Segment Open

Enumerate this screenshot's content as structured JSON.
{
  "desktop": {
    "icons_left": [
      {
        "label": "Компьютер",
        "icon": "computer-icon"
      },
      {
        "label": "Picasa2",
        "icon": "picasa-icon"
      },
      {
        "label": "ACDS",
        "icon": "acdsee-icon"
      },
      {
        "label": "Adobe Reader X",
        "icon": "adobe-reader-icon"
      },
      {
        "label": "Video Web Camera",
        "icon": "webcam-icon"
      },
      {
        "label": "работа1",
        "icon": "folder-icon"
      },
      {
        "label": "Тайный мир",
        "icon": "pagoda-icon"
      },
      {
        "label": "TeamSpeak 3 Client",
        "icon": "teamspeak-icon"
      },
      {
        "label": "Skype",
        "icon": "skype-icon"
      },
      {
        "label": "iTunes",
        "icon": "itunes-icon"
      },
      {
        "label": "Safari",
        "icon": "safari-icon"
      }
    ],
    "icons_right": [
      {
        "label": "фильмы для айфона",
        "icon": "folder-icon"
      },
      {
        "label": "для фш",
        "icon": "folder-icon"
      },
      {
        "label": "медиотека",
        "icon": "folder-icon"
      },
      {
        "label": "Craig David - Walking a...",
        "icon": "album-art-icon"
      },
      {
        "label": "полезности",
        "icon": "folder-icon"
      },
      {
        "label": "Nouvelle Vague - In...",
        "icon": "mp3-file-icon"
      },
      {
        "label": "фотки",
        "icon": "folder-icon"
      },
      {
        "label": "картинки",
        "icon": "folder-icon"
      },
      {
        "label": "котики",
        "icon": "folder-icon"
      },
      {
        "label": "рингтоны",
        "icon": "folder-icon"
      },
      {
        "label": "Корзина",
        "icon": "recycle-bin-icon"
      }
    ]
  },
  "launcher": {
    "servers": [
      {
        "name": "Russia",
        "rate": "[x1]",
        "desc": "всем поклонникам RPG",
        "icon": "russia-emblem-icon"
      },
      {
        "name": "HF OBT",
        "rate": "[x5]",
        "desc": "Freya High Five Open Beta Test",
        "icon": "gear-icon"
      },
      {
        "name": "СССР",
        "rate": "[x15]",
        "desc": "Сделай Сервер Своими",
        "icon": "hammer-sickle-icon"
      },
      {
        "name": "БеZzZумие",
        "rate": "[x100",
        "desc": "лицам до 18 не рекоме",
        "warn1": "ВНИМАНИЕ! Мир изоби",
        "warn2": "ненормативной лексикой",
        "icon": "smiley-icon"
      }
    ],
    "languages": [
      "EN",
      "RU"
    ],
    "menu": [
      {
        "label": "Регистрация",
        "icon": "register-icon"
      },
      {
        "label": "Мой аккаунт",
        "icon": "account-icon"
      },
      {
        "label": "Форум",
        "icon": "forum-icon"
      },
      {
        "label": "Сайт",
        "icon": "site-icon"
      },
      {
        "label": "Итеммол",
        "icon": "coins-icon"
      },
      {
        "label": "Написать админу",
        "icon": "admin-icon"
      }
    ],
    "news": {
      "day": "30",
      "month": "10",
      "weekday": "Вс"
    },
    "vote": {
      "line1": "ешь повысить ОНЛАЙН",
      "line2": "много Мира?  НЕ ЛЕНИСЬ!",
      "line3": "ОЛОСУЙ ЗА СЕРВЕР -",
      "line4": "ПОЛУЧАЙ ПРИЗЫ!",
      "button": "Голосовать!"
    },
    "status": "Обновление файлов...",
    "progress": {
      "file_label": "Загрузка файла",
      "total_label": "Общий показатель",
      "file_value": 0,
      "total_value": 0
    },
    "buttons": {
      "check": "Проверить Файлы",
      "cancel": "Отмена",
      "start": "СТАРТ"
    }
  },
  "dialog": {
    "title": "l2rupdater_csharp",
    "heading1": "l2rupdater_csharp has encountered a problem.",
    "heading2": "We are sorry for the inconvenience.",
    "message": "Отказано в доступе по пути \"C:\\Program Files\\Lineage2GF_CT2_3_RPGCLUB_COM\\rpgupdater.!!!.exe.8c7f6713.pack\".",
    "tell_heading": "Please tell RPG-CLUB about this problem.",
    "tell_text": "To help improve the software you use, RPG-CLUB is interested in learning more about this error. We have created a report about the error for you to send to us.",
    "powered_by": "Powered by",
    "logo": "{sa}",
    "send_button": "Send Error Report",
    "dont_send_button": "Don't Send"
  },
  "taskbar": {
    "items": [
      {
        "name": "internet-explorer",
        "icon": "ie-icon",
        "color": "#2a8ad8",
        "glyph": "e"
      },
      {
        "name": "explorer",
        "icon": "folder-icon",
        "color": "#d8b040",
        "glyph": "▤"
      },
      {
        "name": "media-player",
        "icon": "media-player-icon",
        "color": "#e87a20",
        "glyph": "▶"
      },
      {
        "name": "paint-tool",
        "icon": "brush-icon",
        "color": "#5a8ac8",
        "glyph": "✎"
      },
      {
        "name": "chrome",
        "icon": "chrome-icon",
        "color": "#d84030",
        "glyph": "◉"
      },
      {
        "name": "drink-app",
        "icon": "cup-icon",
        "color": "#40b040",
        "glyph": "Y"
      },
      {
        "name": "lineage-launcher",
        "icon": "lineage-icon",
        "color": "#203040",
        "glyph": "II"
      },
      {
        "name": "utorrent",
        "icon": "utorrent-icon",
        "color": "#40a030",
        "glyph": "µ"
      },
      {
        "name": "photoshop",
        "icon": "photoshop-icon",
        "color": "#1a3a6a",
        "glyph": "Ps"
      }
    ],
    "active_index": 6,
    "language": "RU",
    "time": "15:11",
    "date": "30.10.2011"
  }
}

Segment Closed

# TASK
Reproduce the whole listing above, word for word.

# ANSWER
Enumerate this screenshot's content as structured JSON.
{
  "desktop": {
    "icons_left": [
      {
        "label": "Компьютер",
        "icon": "computer-icon"
      },
      {
        "label": "Picasa2",
        "icon": "picasa-icon"
      },
      {
        "label": "ACDS",
        "icon": "acdsee-icon"
      },
      {
        "label": "Adobe Reader X",
        "icon": "adobe-reader-icon"
      },
      {
        "label": "Video Web Camera",
        "icon": "webcam-icon"
      },
      {
        "label": "работа1",
        "icon": "folder-icon"
      },
      {
        "label": "Тайный мир",
        "icon": "pagoda-icon"
      },
      {
        "label": "TeamSpeak 3 Client",
        "icon": "teamspeak-icon"
      },
      {
        "label": "Skype",
        "icon": "skype-icon"
      },
      {
        "label": "iTunes",
        "icon": "itunes-icon"
      },
      {
        "label": "Safari",
        "icon": "safari-icon"
      }
    ],
    "icons_right": [
      {
        "label": "фильмы для айфона",
        "icon": "folder-icon"
      },
      {
        "label": "для фш",
        "icon": "folder-icon"
      },
      {
        "label": "медиотека",
        "icon": "folder-icon"
      },
      {
        "label": "Craig David - Walking a...",
        "icon": "album-art-icon"
      },
      {
        "label": "полезности",
        "icon": "folder-icon"
      },
      {
        "label": "Nouvelle Vague - In...",
        "icon": "mp3-file-icon"
      },
      {
        "label": "фотки",
        "icon": "folder-icon"
      },
      {
        "label": "картинки",
        "icon": "folder-icon"
      },
      {
        "label": "котики",
        "icon": "folder-icon"
      },
      {
        "label": "рингтоны",
        "icon": "folder-icon"
      },
      {
        "label": "Корзина",
        "icon": "recycle-bin-icon"
      }
    ]
  },
  "launcher": {
    "servers": [
      {
        "name": "Russia",
        "rate": "[x1]",
        "desc": "всем поклонникам RPG",
        "icon": "russia-emblem-icon"
      },
      {
        "name": "HF OBT",
        "rate": "[x5]",
        "desc": "Freya High Five Open Beta Test",
        "icon": "gear-icon"
      },
      {
        "name": "СССР",
        "rate": "[x15]",
        "desc": "Сделай Сервер Своими",
        "icon": "hammer-sickle-icon"
      },
      {
        "name": "БеZzZумие",
        "rate": "[x100",
        "desc": "лицам до 18 не рекоме",
        "warn1": "ВНИМАНИЕ! Мир изоби",
        "warn2": "ненормативной лексикой",
        "icon": "smiley-icon"
      }
    ],
    "languages": [
      "EN",
      "RU"
    ],
    "menu": [
      {
        "label": "Регистрация",
        "icon": "register-icon"
      },
      {
        "label": "Мой аккаунт",
        "icon": "account-icon"
      },
      {
        "label": "Форум",
        "icon": "forum-icon"
      },
      {
        "label": "Сайт",
        "icon": "site-icon"
      },
      {
        "label": "Итеммол",
        "icon": "coins-icon"
      },
      {
        "label": "Написать админу",
        "icon": "admin-icon"
      }
    ],
    "news": {
      "day": "30",
      "month": "10",
      "weekday": "Вс"
    },
    "vote": {
      "line1": "ешь повысить ОНЛАЙН",
      "line2": "много Мира?  НЕ ЛЕНИСЬ!",
      "line3": "ОЛОСУЙ ЗА СЕРВЕР -",
      "line4": "ПОЛУЧАЙ ПРИЗЫ!",
      "button": "Голосовать!"
    },
    "status": "Обновление файлов...",
    "progress": {
      "file_label": "Загрузка файла",
      "total_label": "Общий показатель",
      "file_value": 0,
      "total_value": 0
    },
    "buttons": {
      "check": "Проверить Файлы",
      "cancel": "Отмена",
      "start": "СТАРТ"
    }
  },
  "dialog": {
    "title": "l2rupdater_csharp",
    "heading1": "l2rupdater_csharp has encountered a problem.",
    "heading2": "We are sorry for the inconvenience.",
    "message": "Отказано в доступе по пути \"C:\\Program Files\\Lineage2GF_CT2_3_RPGCLUB_COM\\rpgupdater.!!!.exe.8c7f6713.pack\".",
    "tell_heading": "Please tell RPG-CLUB about this problem.",
    "tell_text": "To help improve the software you use, RPG-CLUB is interested in learning more about this error. We have created a report about the error for you to send to us.",
    "powered_by": "Powered by",
    "logo": "{sa}",
    "send_button": "Send Error Report",
    "dont_send_button": "Don't Send"
  },
  "taskbar": {
    "items": [
      {
        "name": "internet-explorer",
        "icon": "ie-icon",
        "color": "#2a8ad8",
        "glyph": "e"
      },
      {
        "name": "explorer",
        "icon": "folder-icon",
        "color": "#d8b040",
        "glyph": "▤"
      },
      {
        "name": "media-player",
        "icon": "media-player-icon",
        "color": "#e87a20",
        "glyph": "▶"
      },
      {
        "name": "paint-tool",
        "icon": "brush-icon",
        "color": "#5a8ac8",
        "glyph": "✎"
      },
      {
        "name": "chrome",
        "icon": "chrome-icon",
        "color": "#d84030",
        "glyph": "◉"
      },
      {
        "name": "drink-app",
        "icon": "cup-icon",
        "color": "#40b040",
        "glyph": "Y"
      },
      {
        "name": "lineage-launcher",
        "icon": "lineage-icon",
        "color": "#203040",
        "glyph": "II"
      },
      {
        "name": "utorrent",
        "icon": "utorrent-icon",
        "color": "#40a030",
        "glyph": "µ"
      },
      {
        "name": "photoshop",
        "icon": "photoshop-icon",
        "color": "#1a3a6a",
        "glyph": "Ps"
      }
    ],
    "active_index": 6,
    "language": "RU",
    "time": "15:11",
    "date": "30.10.2011"
  }
}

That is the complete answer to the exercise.